Back in the days BD (before digital) records were physical and static. Now we create video files; three dimensional building plans; linked datasets; websites that contain interactive material: games, videos, comments, content embedded from or shared with other websites. How do we determine whatâ€™s important in this myriad of virtual forms and formats: the flat content of the text or the interactive dynamic nature of the website with the videos and user comments and embedded Twitter feed? Datasets are fantastic but useless if they can’t be queried and that requires further technology to be able to do so. Videos require players. The message, the content, is now so embedded within the medium that they are indeed one and the same. And if we are to ensure that we can preserve the message, we need to ensure we are learning how to preserve the medium. A medium which is both shrinking in physical size whilst expanding in scope, which is pushing the boundaries of how content can be presented, understood and merged with other content types to create entirely new information types that we now take for granted. Letâ€™s have one final analogy. In the paper world you have one complete object to manage. In the digital world, the words, the ink and the paper are essentially separated from each other.

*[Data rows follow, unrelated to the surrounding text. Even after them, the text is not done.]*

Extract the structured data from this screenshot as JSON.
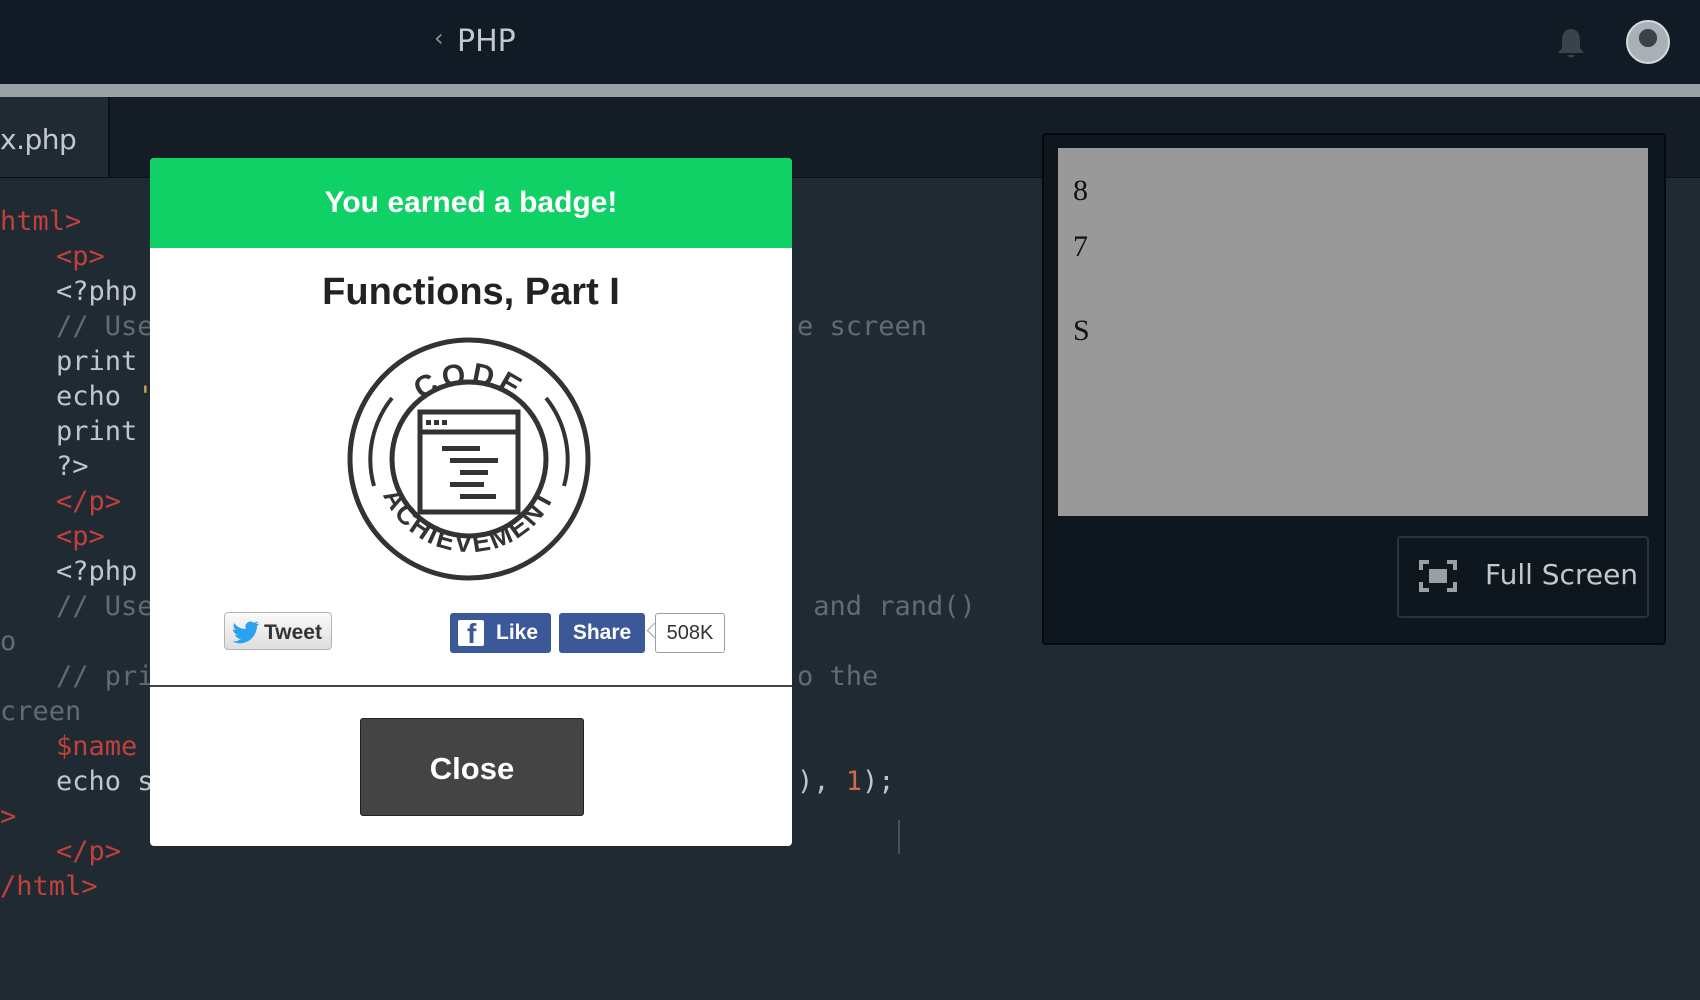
{
  "topbar": {
    "back_icon": "‹",
    "course": "PHP",
    "bell_icon": "bell-icon",
    "avatar": "user-avatar"
  },
  "editor": {
    "file_tab": "x.php",
    "lines": [
      {
        "tag": "html>"
      },
      {
        "tag": "<p>"
      },
      {
        "txt": "<?php"
      },
      {
        "cmt_a": "// Use",
        "cmt_b": "e screen"
      },
      {
        "txt": "print"
      },
      {
        "txt": "echo",
        "str": " '"
      },
      {
        "txt": "print"
      },
      {
        "txt": "?>"
      },
      {
        "tag": "</p>"
      },
      {
        "tag": "<p>"
      },
      {
        "txt": "<?php"
      },
      {
        "cmt_a": "// Use",
        "cmt_b": " and rand()"
      },
      {
        "cmt": "o"
      },
      {
        "cmt_a": "// pri",
        "cmt_b": "o the"
      },
      {
        "cmt": "creen"
      },
      {
        "var": "$name"
      },
      {
        "txt_a": "echo s",
        "txt_b": "), ",
        "num": "1",
        "txt_c": ");"
      },
      {
        "tag": ">"
      },
      {
        "tag": "</p>"
      },
      {
        "tag": "/html>"
      }
    ]
  },
  "preview": {
    "outputs": [
      "8",
      "7",
      "S"
    ],
    "fullscreen_label": "Full Screen"
  },
  "modal": {
    "header": "You earned a badge!",
    "badge_title": "Functions, Part I",
    "badge_top_text": "CODE",
    "badge_bottom_text": "ACHIEVEMENT",
    "tweet_label": "Tweet",
    "like_label": "Like",
    "share_label": "Share",
    "share_count": "508K",
    "close_label": "Close"
  },
  "colors": {
    "accent_green": "#0fd165",
    "facebook_blue": "#3b5998",
    "topbar": "#101b26",
    "editor_bg": "#202a33"
  }
}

I love the digital age. It offers us untold wealth and wraps it up in a medium that essentially does not exist and therefore is inherently not built to last. These are the challenges that I’ll be troubling you with from time to time. Next time weâ€™ll dig a little deeper and examine the importance of remembering to shape our tools.